[App and web page records]
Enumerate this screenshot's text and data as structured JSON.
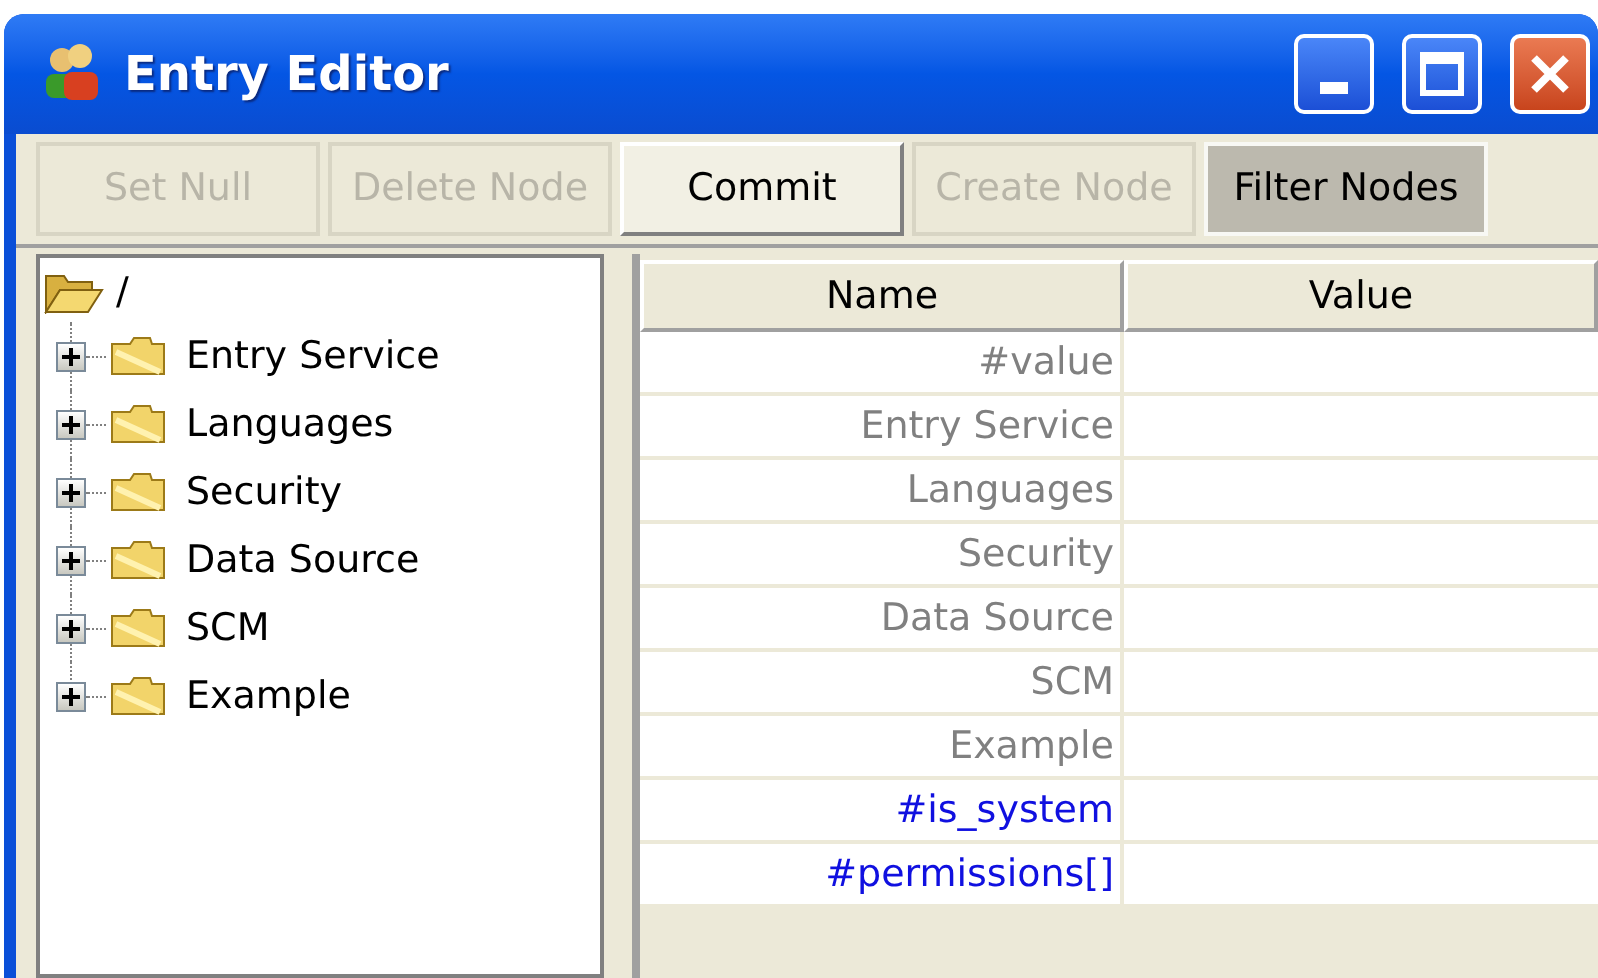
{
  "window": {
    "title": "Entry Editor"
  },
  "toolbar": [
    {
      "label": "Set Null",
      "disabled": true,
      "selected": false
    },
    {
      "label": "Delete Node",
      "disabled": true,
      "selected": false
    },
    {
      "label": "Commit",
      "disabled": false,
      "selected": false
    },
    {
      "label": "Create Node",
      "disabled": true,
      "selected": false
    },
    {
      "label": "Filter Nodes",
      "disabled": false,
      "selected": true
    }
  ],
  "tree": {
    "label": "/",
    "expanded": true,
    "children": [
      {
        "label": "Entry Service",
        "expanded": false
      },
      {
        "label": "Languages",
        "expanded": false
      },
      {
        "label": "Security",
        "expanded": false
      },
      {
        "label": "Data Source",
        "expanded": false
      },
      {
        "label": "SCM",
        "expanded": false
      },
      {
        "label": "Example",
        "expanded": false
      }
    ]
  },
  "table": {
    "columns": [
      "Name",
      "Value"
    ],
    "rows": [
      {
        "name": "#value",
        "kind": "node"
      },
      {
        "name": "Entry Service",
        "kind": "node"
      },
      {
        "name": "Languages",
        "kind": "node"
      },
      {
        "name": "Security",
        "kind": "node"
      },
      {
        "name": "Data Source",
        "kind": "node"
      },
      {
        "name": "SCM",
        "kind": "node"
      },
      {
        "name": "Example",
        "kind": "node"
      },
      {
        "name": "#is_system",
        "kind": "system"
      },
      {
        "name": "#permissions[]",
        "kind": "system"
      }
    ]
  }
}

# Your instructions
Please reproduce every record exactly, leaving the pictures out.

# Output
Enumerate this screenshot's text and data as structured JSON.
{
  "window": {
    "title": "Entry Editor"
  },
  "toolbar": [
    {
      "label": "Set Null",
      "disabled": true,
      "selected": false
    },
    {
      "label": "Delete Node",
      "disabled": true,
      "selected": false
    },
    {
      "label": "Commit",
      "disabled": false,
      "selected": false
    },
    {
      "label": "Create Node",
      "disabled": true,
      "selected": false
    },
    {
      "label": "Filter Nodes",
      "disabled": false,
      "selected": true
    }
  ],
  "tree": {
    "label": "/",
    "expanded": true,
    "children": [
      {
        "label": "Entry Service",
        "expanded": false
      },
      {
        "label": "Languages",
        "expanded": false
      },
      {
        "label": "Security",
        "expanded": false
      },
      {
        "label": "Data Source",
        "expanded": false
      },
      {
        "label": "SCM",
        "expanded": false
      },
      {
        "label": "Example",
        "expanded": false
      }
    ]
  },
  "table": {
    "columns": [
      "Name",
      "Value"
    ],
    "rows": [
      {
        "name": "#value",
        "kind": "node"
      },
      {
        "name": "Entry Service",
        "kind": "node"
      },
      {
        "name": "Languages",
        "kind": "node"
      },
      {
        "name": "Security",
        "kind": "node"
      },
      {
        "name": "Data Source",
        "kind": "node"
      },
      {
        "name": "SCM",
        "kind": "node"
      },
      {
        "name": "Example",
        "kind": "node"
      },
      {
        "name": "#is_system",
        "kind": "system"
      },
      {
        "name": "#permissions[]",
        "kind": "system"
      }
    ]
  }
}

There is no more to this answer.